What you should do :: Scan the entries for lines with the word "title", then copy those lines.

Dataset extract ::
-*-*-
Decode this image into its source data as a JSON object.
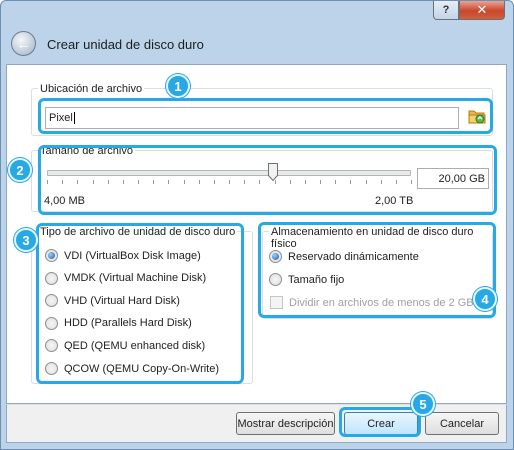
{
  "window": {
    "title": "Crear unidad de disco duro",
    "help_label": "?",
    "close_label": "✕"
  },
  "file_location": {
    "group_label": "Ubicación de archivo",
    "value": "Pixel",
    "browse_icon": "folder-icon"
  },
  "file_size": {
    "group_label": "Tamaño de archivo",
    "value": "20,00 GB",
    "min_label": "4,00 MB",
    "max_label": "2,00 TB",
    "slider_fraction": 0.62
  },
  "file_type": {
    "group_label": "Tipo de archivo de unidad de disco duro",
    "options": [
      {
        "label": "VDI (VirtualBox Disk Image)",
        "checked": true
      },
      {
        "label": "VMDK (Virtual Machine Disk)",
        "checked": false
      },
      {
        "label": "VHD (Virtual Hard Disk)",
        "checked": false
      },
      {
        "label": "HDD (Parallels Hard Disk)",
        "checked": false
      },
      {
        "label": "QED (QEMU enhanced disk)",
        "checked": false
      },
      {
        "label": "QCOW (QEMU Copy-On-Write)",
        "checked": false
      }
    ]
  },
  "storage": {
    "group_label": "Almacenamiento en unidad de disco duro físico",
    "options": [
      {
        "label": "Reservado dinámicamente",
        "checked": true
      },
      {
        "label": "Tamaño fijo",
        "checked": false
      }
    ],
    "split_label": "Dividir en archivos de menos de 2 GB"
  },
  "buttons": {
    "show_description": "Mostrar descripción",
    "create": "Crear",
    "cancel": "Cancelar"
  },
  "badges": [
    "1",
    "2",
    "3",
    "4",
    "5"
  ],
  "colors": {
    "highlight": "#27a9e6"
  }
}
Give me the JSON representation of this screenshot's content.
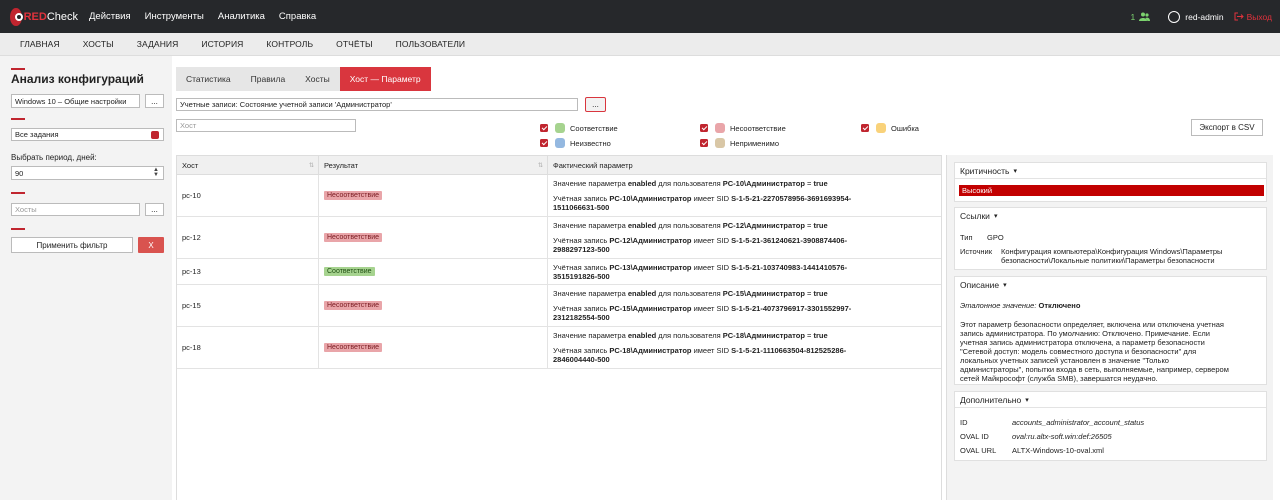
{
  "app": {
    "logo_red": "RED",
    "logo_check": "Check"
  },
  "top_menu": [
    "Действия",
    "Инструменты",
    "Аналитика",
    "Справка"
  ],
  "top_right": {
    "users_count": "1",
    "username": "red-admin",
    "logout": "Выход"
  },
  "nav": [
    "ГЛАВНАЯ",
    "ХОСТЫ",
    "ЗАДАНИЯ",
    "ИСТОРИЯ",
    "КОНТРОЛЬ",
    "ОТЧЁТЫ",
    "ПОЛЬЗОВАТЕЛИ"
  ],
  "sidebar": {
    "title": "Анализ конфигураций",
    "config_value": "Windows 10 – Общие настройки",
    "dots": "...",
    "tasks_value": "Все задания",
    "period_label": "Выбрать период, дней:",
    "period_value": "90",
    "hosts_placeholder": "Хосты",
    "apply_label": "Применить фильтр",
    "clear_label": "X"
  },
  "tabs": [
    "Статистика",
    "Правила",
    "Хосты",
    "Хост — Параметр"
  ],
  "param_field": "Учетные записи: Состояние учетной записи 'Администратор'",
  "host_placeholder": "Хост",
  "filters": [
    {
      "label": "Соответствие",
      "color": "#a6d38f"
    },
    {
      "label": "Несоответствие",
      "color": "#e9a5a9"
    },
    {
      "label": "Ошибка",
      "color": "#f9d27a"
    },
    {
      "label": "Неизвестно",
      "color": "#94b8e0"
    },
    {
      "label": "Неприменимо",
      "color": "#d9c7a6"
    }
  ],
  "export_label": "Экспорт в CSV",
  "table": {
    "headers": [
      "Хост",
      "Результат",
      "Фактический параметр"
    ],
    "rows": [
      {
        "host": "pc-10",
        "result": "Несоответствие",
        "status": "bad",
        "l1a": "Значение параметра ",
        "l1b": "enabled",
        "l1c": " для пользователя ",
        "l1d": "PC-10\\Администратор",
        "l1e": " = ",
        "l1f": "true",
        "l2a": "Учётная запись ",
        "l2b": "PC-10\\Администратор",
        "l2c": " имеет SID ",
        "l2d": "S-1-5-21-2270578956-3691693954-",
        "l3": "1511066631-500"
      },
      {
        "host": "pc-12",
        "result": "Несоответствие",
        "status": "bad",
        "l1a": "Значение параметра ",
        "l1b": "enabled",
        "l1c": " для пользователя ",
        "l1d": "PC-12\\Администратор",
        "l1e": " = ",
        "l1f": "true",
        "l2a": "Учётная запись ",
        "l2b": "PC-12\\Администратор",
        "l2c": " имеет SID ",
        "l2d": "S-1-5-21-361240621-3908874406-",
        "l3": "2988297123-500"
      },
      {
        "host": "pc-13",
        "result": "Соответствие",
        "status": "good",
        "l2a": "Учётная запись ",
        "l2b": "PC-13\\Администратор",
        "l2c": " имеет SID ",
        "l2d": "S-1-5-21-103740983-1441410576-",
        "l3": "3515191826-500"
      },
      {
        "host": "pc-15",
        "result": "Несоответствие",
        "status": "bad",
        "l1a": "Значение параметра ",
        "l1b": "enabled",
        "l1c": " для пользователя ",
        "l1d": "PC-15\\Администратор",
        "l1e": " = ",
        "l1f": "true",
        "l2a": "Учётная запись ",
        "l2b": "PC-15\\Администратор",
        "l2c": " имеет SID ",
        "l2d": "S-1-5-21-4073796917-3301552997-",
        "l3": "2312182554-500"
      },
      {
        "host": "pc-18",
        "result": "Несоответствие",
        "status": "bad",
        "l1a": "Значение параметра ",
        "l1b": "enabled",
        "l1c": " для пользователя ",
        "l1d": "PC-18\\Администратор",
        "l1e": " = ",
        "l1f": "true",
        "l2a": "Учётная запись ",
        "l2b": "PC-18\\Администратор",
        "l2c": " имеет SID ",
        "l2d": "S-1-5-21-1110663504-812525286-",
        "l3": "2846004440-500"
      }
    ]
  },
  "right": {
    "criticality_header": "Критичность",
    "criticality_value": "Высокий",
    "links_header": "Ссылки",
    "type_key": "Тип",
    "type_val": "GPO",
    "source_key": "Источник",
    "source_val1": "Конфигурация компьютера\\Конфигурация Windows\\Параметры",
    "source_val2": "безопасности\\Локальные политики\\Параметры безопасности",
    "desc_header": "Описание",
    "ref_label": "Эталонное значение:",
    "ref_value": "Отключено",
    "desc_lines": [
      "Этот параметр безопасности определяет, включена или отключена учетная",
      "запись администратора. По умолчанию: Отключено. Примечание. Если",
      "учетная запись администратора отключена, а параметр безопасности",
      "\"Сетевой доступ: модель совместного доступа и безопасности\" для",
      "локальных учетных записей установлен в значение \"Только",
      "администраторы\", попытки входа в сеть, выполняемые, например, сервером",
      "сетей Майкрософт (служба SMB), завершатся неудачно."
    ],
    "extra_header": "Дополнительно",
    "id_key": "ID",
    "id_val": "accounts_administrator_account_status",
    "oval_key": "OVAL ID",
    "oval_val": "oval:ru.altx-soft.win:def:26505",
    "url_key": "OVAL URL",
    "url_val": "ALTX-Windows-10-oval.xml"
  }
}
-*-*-
Response below ::
    "title": "Crear unidad de disco duro",
    "title": "Анализ конфигураций",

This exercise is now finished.